Yesterday marked another Guatemalan first – my first Day of the Devil! You may be wondering what this scary sounding event entails. Mainly, and not surprisingly, lots of fire. And actually, not much more than fire.
Everyone piles up refuse from their land (mainly dead corn stalks and sticks, though a good deal of paper makes it into the fire as well) and at 6 pm on the dot (one of the only instances I’ve ever witnessed Guatemalans being punctual) you light it on fire. And then you throw fireworks into the pile. And then you light fireworks and throw them in every direction. And then you run around with sparklers. Why? Well, when I asked my host sister about the significance of the holiday, all I got was, “It’s the Day of the Devil. You burn whatever.” Very insightful.
Thankfully, the ever helpful Nuestro Diario managed leave murder and ladies in bikinis off one page of their publication this week to print a small history of the holiday. The tradition dates back to colonial times. Well to do families would place a lantern outside their home in preparation for the feast of the Immaculate Conception and families of lesser means made do by burning piles of trash. This (though it’s not clear how) evolved into the current tradition. Basically, it’s an act to signify purification and many people even place a paper devil at the top of their pile to add to the spectacle. You burn up all of the bad from the past year and are able to start anew from the ashes.

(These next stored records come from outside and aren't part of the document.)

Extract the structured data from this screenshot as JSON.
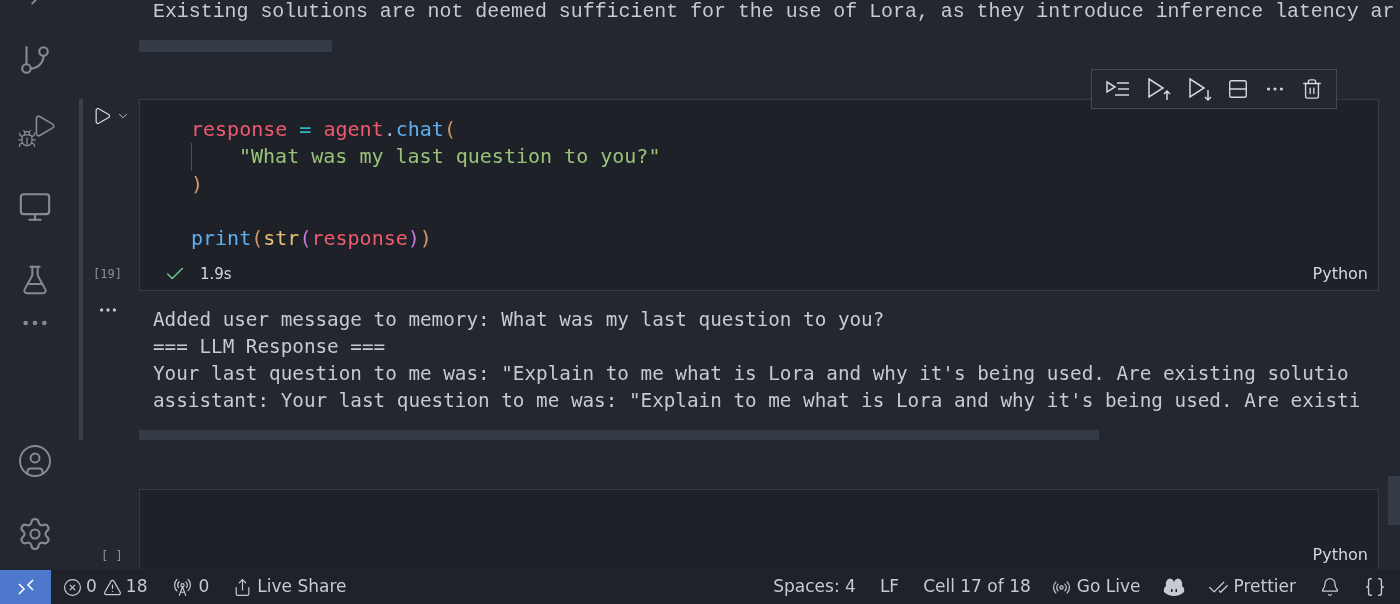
{
  "markdown_cell": {
    "text": "Existing solutions are not deemed sufficient for the use of Lora, as they introduce inference latency ar"
  },
  "code_cell": {
    "execution_count": "[19]",
    "lines": [
      {
        "indent_guide": false,
        "tokens": [
          {
            "kind": "variable",
            "text": "response"
          },
          {
            "kind": "operator",
            "text": " = "
          },
          {
            "kind": "variable",
            "text": "agent"
          },
          {
            "kind": "punct",
            "text": "."
          },
          {
            "kind": "function",
            "text": "chat"
          },
          {
            "kind": "bracket",
            "text": "("
          }
        ]
      },
      {
        "indent_guide": true,
        "tokens": [
          {
            "kind": "string",
            "text": "\"What was my last question to you?\""
          }
        ]
      },
      {
        "indent_guide": false,
        "tokens": [
          {
            "kind": "bracket",
            "text": ")"
          }
        ]
      },
      {
        "indent_guide": false
      },
      {
        "indent_guide": false,
        "tokens": [
          {
            "kind": "function",
            "text": "print"
          },
          {
            "kind": "bracket",
            "text": "("
          },
          {
            "kind": "builtin",
            "text": "str"
          },
          {
            "kind": "bracket2",
            "text": "("
          },
          {
            "kind": "variable",
            "text": "response"
          },
          {
            "kind": "bracket2",
            "text": ")"
          },
          {
            "kind": "bracket",
            "text": ")"
          }
        ]
      }
    ],
    "duration": "1.9s",
    "language": "Python"
  },
  "output": {
    "lines": [
      "Added user message to memory: What was my last question to you?",
      "=== LLM Response ===",
      "Your last question to me was: \"Explain to me what is Lora and why it's being used. Are existing solutio",
      "assistant: Your last question to me was: \"Explain to me what is Lora and why it's being used. Are existi"
    ]
  },
  "empty_cell": {
    "execution_count": "[ ]",
    "language": "Python"
  },
  "status_bar": {
    "errors": "0",
    "warnings": "18",
    "ports": "0",
    "live_share": "Live Share",
    "spaces": "Spaces: 4",
    "eol": "LF",
    "cell": "Cell 17 of 18",
    "go_live": "Go Live",
    "formatter": "Prettier"
  }
}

Not sure where the fireworks and sparklers play into all that, but it does add to the overall feeling of festivity.
Clockwise from top-left: My host sister with the pile pre burn, the quema in full swing, sparklers!, yes that is a child lighting the fire and what happens when you throw fireworks into a dying bonfire.